Growing zones, or Hardiness Zones, is a term often referred to in the gardening world. But what does this really mean and how do you use your growing zone number in gardening?
What Growing Zones Tell You
A growing zone is a value that has been assigned to a specific location and describes the average coldest temperature that location can expect to see during the winter. My growing zone is 8b; that means the lowest temperature I will see in an average winter will be 15 to 20 F, -6.7 to -9.4 C.
To find your growing zone, visit the USDA Hardiness Zone Map.
How Growing Zones are Categorized
Locations are divided into numbers from 1-13 and categorized based on the average lowest winter temperature in a typical year. The lower the number, the colder the average lowest temperature is that you can expect to see during the winter. Zone 4 has a much lower average lowest temperature in winter than a Zone 8 location can expect to see.
This division is how you see someone like me in Western Washington with the same growing zone number as someone in Texas or Georgia. Even though our climates are very different, our winters can expect to reach about the same lowest temperature.
That doesn’t mean that we will be that temperature all winter, or that our winter climates are even close to being the same. Texas isn’t experiencing the almost constant rain that those of us up here in the Pacific Northwest have all winter.
The number is further divided into a and b to make the classifications just a little more accurate to a location. For example, growing zone 5 has average lowest winter temperatures of -10 to -20 F, -23.3 to -28.9 C. To narrow it down further, it’s split into 5a and 5b with 5a being the lower half of that range and 5b being the warmer half of that range.
Each growing zone is depicted with a color. Colder colors, like pink, purple, and blue, are used for the colder zones of 1-5 while warmer colors of yellow, orange, and brown are used for the hotter zones of 8-13. Different shades of green are used for the moderate zones of 6-7.
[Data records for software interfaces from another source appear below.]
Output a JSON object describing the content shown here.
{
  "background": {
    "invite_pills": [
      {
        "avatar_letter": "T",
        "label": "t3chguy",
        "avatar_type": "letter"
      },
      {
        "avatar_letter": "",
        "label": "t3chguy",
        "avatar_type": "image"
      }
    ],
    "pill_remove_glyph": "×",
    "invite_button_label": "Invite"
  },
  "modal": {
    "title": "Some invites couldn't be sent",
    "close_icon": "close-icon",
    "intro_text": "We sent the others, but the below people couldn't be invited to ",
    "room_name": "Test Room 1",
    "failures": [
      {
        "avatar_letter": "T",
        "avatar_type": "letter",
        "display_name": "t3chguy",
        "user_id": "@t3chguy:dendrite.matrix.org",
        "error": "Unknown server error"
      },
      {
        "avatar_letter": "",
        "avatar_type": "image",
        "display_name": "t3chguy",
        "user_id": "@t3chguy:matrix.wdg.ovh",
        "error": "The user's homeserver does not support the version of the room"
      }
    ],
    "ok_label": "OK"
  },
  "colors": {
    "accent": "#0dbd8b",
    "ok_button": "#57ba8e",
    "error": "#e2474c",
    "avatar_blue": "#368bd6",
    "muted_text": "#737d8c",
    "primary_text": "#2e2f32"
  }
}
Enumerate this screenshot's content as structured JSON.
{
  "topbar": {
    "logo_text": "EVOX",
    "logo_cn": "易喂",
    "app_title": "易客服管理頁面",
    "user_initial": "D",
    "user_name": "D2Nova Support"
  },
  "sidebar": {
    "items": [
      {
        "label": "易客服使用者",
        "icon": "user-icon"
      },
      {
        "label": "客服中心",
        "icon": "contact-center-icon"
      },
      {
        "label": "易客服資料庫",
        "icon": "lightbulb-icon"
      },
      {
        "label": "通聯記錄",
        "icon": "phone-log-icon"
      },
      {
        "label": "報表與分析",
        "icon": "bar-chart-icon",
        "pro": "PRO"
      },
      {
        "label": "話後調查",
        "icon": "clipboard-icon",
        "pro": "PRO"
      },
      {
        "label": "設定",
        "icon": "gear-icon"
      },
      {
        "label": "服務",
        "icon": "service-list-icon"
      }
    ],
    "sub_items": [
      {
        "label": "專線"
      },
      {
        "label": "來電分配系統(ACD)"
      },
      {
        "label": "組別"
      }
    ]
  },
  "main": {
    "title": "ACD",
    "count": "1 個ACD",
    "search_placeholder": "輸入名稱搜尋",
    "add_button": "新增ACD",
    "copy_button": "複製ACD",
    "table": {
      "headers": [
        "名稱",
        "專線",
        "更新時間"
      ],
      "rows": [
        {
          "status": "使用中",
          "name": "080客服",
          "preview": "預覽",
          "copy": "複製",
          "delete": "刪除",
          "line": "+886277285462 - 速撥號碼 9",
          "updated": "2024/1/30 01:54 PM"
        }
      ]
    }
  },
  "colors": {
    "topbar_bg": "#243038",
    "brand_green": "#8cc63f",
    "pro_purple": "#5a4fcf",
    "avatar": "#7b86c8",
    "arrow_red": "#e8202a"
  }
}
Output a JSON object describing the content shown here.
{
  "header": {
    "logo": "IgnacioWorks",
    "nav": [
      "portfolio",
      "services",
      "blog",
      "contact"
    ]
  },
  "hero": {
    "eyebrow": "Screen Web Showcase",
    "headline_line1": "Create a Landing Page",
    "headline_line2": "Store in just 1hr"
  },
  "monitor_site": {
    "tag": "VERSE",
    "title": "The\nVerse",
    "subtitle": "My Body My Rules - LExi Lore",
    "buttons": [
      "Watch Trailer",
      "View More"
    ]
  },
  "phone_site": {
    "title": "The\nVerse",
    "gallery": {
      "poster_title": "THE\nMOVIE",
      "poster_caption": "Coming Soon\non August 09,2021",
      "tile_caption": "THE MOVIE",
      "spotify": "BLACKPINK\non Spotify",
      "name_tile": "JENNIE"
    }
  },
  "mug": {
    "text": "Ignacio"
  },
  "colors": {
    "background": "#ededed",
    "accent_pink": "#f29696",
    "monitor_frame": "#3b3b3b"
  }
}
What Growing Zones Don’t Tell You
Growing zones don’t tell you a lot. Your growing zone does not tell you what your last frost of the year will be in the spring, or when the first frost will hit in the fall. They don’t tell you how long your growing season is or what your general climate is during that growing season.
Growing zones only focus on the coldest temperatures in the winter. They don’t actually tell you much about what you can expect during the spring, summer, and fall of your areas.
Climate is not You may be able to grow year round in a zone 10. Or maybe the climate in one location in zone 10 has such hot summers that it’s hard to grow any crops during the Summer. Maybe they can grow easily during the late winter/spring season and then again in the fall. But the summer may be too harsh for a lot of plants.
However, it’s possible for someone in that same zone in a different location to grow year round because their summers may stay a bit more mild. It’s all about climate during the growing season, and growing zones don’t give you those details.
First and Last Frost Dates
Your first and last frost dates are dependent on the climate in your location. You can infer climate patterns from a growing zone, but it doesn’t actually tell you the reality of what a specific location’s climate looks like.
You can guess that growing zones with a lower number have shorter growing seasons overall than zones with a higher number. Locations farther from the equator tend to have colder climates than locations closer to it. Their colder winters will give them a lower growing zone number.
To get an accurate picture of your climate and growing season, start with finding your first and last frost dates. Those tell you more about your growing season than your growing zone will.
These dates will tell you when to start seeds, when you can start planting outside, how long you are likely to have to grow before the first fall frost kills off all but the cold hardy plants. This information helps you choose varieties that are likely to do well in your area.
The general climate in a location is the other piece that helps you determine what you might successfully grow there. My summers in zone 8b don’t get hot enough to grow things like okra and sweet potatoes very well. According to my growing zone and first/last frost dates I should be able to grow them. But during the summer my location doesn’t get hot enough for long enough for those crops to do well.
Now those people down in the Southern U.S. in my same growing zone are probably able to do much better with those crops because their summers are hotter for longer.
When Does a Growing Zone Matter The Most
The growing zone of a location matters the most when you are dealing with perennial plants. Perennial plants are plants that come back year after year; they don’t completely die off during the winter months. This is different than a self-seeding annual plant that looks like it comes back year after year. These are different plants that are growing each year from the seeds the previous year’s plants dropped.
There are some plants that can be perennial plants in some locations but only annuals in others. Artichokes, for example, will grow year after year in a warmer climate. But in colder climates, the winters get too cold for the plant to survive. They die off when the temperatures drop, and you will have to replant them every year.
This information will tell you whether a specific plant will do well in your area. This is really helpful when looking at fruit trees or cane berries. Nurseries label trees with the growing zones they will survive in. That information tells you whether or not they’ll survive the winter or if they’re likely to die.
If they’re likely to die off, then that’s not a variety that you’ll want to plant in your location. You’re better off picking varieties of fruit trees that will survive your winters so you will actually be able to get a harvest from them when they mature.
Now go get those hands dirty!